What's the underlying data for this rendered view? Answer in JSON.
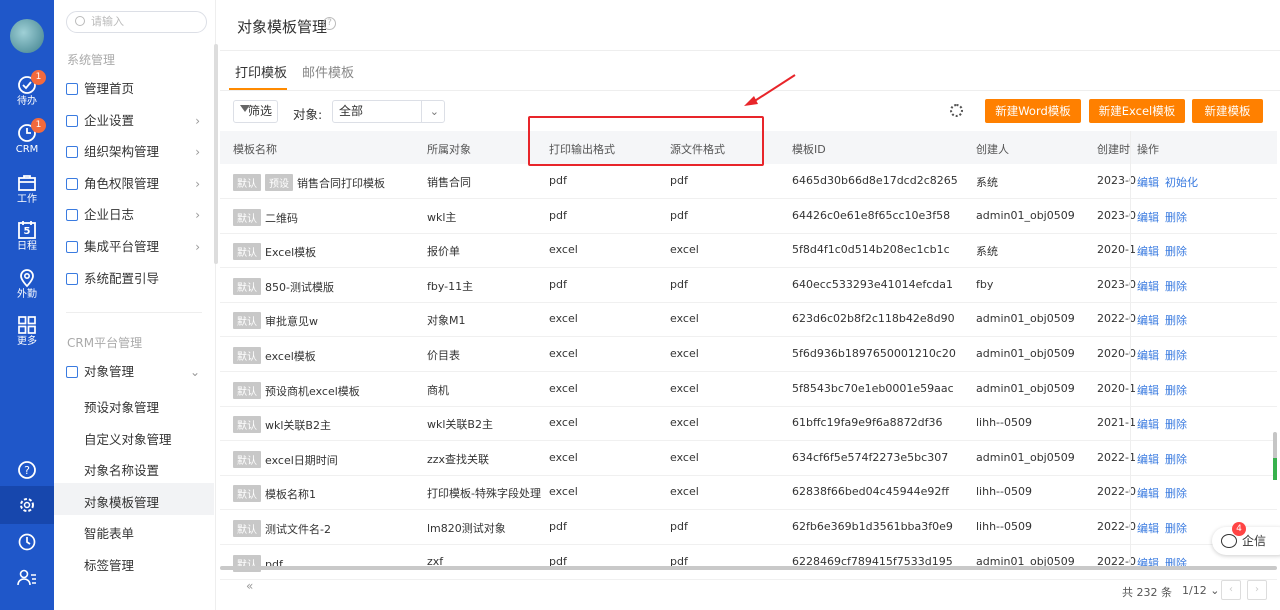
{
  "rail": {
    "items": [
      {
        "label": "待办",
        "icon": "check-circle-icon",
        "badge": "1"
      },
      {
        "label": "CRM",
        "icon": "clock-icon",
        "badge": "1"
      },
      {
        "label": "工作",
        "icon": "briefcase-icon"
      },
      {
        "label": "日程",
        "icon": "calendar-icon",
        "day": "5"
      },
      {
        "label": "外勤",
        "icon": "location-pin-icon"
      },
      {
        "label": "更多",
        "icon": "grid-icon"
      }
    ],
    "bottom_icons": [
      "help-icon",
      "settings-icon",
      "history-icon",
      "user-list-icon"
    ]
  },
  "nav": {
    "search_placeholder": "请输入",
    "section_system": "系统管理",
    "system_items": [
      {
        "label": "管理首页",
        "chevron": ""
      },
      {
        "label": "企业设置",
        "chevron": "›"
      },
      {
        "label": "组织架构管理",
        "chevron": "›"
      },
      {
        "label": "角色权限管理",
        "chevron": "›"
      },
      {
        "label": "企业日志",
        "chevron": "›"
      },
      {
        "label": "集成平台管理",
        "chevron": "›"
      },
      {
        "label": "系统配置引导",
        "chevron": ""
      }
    ],
    "section_crm": "CRM平台管理",
    "crm_parent": "对象管理",
    "crm_parent_chevron": "⌄",
    "crm_children": [
      "预设对象管理",
      "自定义对象管理",
      "对象名称设置",
      "对象模板管理",
      "智能表单",
      "标签管理"
    ],
    "collapse": "«"
  },
  "page": {
    "title": "对象模板管理",
    "help": "?",
    "tabs": [
      "打印模板",
      "邮件模板"
    ],
    "filter_label": "筛选",
    "object_label": "对象:",
    "object_value": "全部",
    "dropdown_arrow": "⌄",
    "buttons": [
      "新建Word模板",
      "新建Excel模板",
      "新建模板"
    ]
  },
  "table": {
    "columns": [
      "模板名称",
      "所属对象",
      "打印输出格式",
      "源文件格式",
      "模板ID",
      "创建人",
      "创建时",
      "操作"
    ],
    "rows": [
      {
        "tags": [
          "默认",
          "预设"
        ],
        "name": "销售合同打印模板",
        "object": "销售合同",
        "out": "pdf",
        "src": "pdf",
        "id": "6465d30b66d8e17dcd2c8265",
        "creator": "系统",
        "created": "2023-0",
        "ops": [
          "编辑",
          "初始化"
        ]
      },
      {
        "tags": [
          "默认"
        ],
        "name": "二维码",
        "object": "wkl主",
        "out": "pdf",
        "src": "pdf",
        "id": "64426c0e61e8f65cc10e3f58",
        "creator": "admin01_obj0509",
        "created": "2023-0",
        "ops": [
          "编辑",
          "删除"
        ]
      },
      {
        "tags": [
          "默认"
        ],
        "name": "Excel模板",
        "object": "报价单",
        "out": "excel",
        "src": "excel",
        "id": "5f8d4f1c0d514b208ec1cb1c",
        "creator": "系统",
        "created": "2020-1",
        "ops": [
          "编辑",
          "删除"
        ]
      },
      {
        "tags": [
          "默认"
        ],
        "name": "850-测试模版",
        "object": "fby-11主",
        "out": "pdf",
        "src": "pdf",
        "id": "640ecc533293e41014efcda1",
        "creator": "fby",
        "created": "2023-0",
        "ops": [
          "编辑",
          "删除"
        ]
      },
      {
        "tags": [
          "默认"
        ],
        "name": "审批意见w",
        "object": "对象M1",
        "out": "excel",
        "src": "excel",
        "id": "623d6c02b8f2c118b42e8d90",
        "creator": "admin01_obj0509",
        "created": "2022-0",
        "ops": [
          "编辑",
          "删除"
        ]
      },
      {
        "tags": [
          "默认"
        ],
        "name": "excel模板",
        "object": "价目表",
        "out": "excel",
        "src": "excel",
        "id": "5f6d936b1897650001210c20",
        "creator": "admin01_obj0509",
        "created": "2020-0",
        "ops": [
          "编辑",
          "删除"
        ]
      },
      {
        "tags": [
          "默认"
        ],
        "name": "预设商机excel模板",
        "object": "商机",
        "out": "excel",
        "src": "excel",
        "id": "5f8543bc70e1eb0001e59aac",
        "creator": "admin01_obj0509",
        "created": "2020-1",
        "ops": [
          "编辑",
          "删除"
        ]
      },
      {
        "tags": [
          "默认"
        ],
        "name": "wkl关联B2主",
        "object": "wkl关联B2主",
        "out": "excel",
        "src": "excel",
        "id": "61bffc19fa9e9f6a8872df36",
        "creator": "lihh--0509",
        "created": "2021-1",
        "ops": [
          "编辑",
          "删除"
        ]
      },
      {
        "tags": [
          "默认"
        ],
        "name": "excel日期时间",
        "object": "zzx查找关联",
        "out": "excel",
        "src": "excel",
        "id": "634cf6f5e574f2273e5bc307",
        "creator": "admin01_obj0509",
        "created": "2022-1",
        "ops": [
          "编辑",
          "删除"
        ]
      },
      {
        "tags": [
          "默认"
        ],
        "name": "模板名称1",
        "object": "打印模板-特殊字段处理",
        "out": "excel",
        "src": "excel",
        "id": "62838f66bed04c45944e92ff",
        "creator": "lihh--0509",
        "created": "2022-0",
        "ops": [
          "编辑",
          "删除"
        ]
      },
      {
        "tags": [
          "默认"
        ],
        "name": "测试文件名-2",
        "object": "lm820测试对象",
        "out": "pdf",
        "src": "pdf",
        "id": "62fb6e369b1d3561bba3f0e9",
        "creator": "lihh--0509",
        "created": "2022-0",
        "ops": [
          "编辑",
          "删除"
        ]
      },
      {
        "tags": [
          "默认"
        ],
        "name": "pdf",
        "object": "zxf",
        "out": "pdf",
        "src": "pdf",
        "id": "6228469cf789415f7533d195",
        "creator": "admin01_obj0509",
        "created": "2022-0",
        "ops": [
          "编辑",
          "删除"
        ]
      }
    ]
  },
  "footer": {
    "total": "共 232 条",
    "page": "1/12",
    "page_arrow": "⌄",
    "prev": "‹",
    "next": "›"
  },
  "qixin": {
    "label": "企信",
    "badge": "4"
  },
  "colors": {
    "rail": "#1f57c9",
    "accent": "#ff8000",
    "link": "#3a7be0",
    "highlight": "#e8252a"
  }
}
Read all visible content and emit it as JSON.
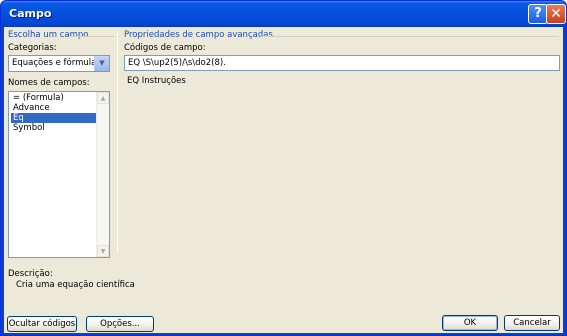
{
  "window": {
    "title": "Campo"
  },
  "left_panel": {
    "group_label": "Escolha um campo",
    "categories_label": "Categorias:",
    "categories_value": "Equações e fórmulas",
    "field_names_label": "Nomes de campos:",
    "field_names": [
      "= (Formula)",
      "Advance",
      "Eq",
      "Symbol"
    ],
    "selected_index": 2
  },
  "right_panel": {
    "group_label": "Propriedades de campo avançadas",
    "codes_label": "Códigos de campo:",
    "codes_value": "EQ \\S\\up2(5)/\\s\\do2(8).",
    "instructions_label": "EQ Instruções"
  },
  "description": {
    "label": "Descrição:",
    "text": "Cria uma equação científica"
  },
  "buttons": {
    "hide_codes": "Ocultar códigos",
    "options": "Opções...",
    "ok": "OK",
    "cancel": "Cancelar"
  },
  "colors": {
    "titlebar": "#0546d5",
    "dialog_bg": "#ece9d8",
    "group_label": "#1f4cc2",
    "selection": "#316ac5"
  }
}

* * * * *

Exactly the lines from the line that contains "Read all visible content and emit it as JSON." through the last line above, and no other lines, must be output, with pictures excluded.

Read all visible content and emit it as JSON.
{
  "window": {
    "title": "Campo"
  },
  "left_panel": {
    "group_label": "Escolha um campo",
    "categories_label": "Categorias:",
    "categories_value": "Equações e fórmulas",
    "field_names_label": "Nomes de campos:",
    "field_names": [
      "= (Formula)",
      "Advance",
      "Eq",
      "Symbol"
    ],
    "selected_index": 2
  },
  "right_panel": {
    "group_label": "Propriedades de campo avançadas",
    "codes_label": "Códigos de campo:",
    "codes_value": "EQ \\S\\up2(5)/\\s\\do2(8).",
    "instructions_label": "EQ Instruções"
  },
  "description": {
    "label": "Descrição:",
    "text": "Cria uma equação científica"
  },
  "buttons": {
    "hide_codes": "Ocultar códigos",
    "options": "Opções...",
    "ok": "OK",
    "cancel": "Cancelar"
  },
  "colors": {
    "titlebar": "#0546d5",
    "dialog_bg": "#ece9d8",
    "group_label": "#1f4cc2",
    "selection": "#316ac5"
  }
}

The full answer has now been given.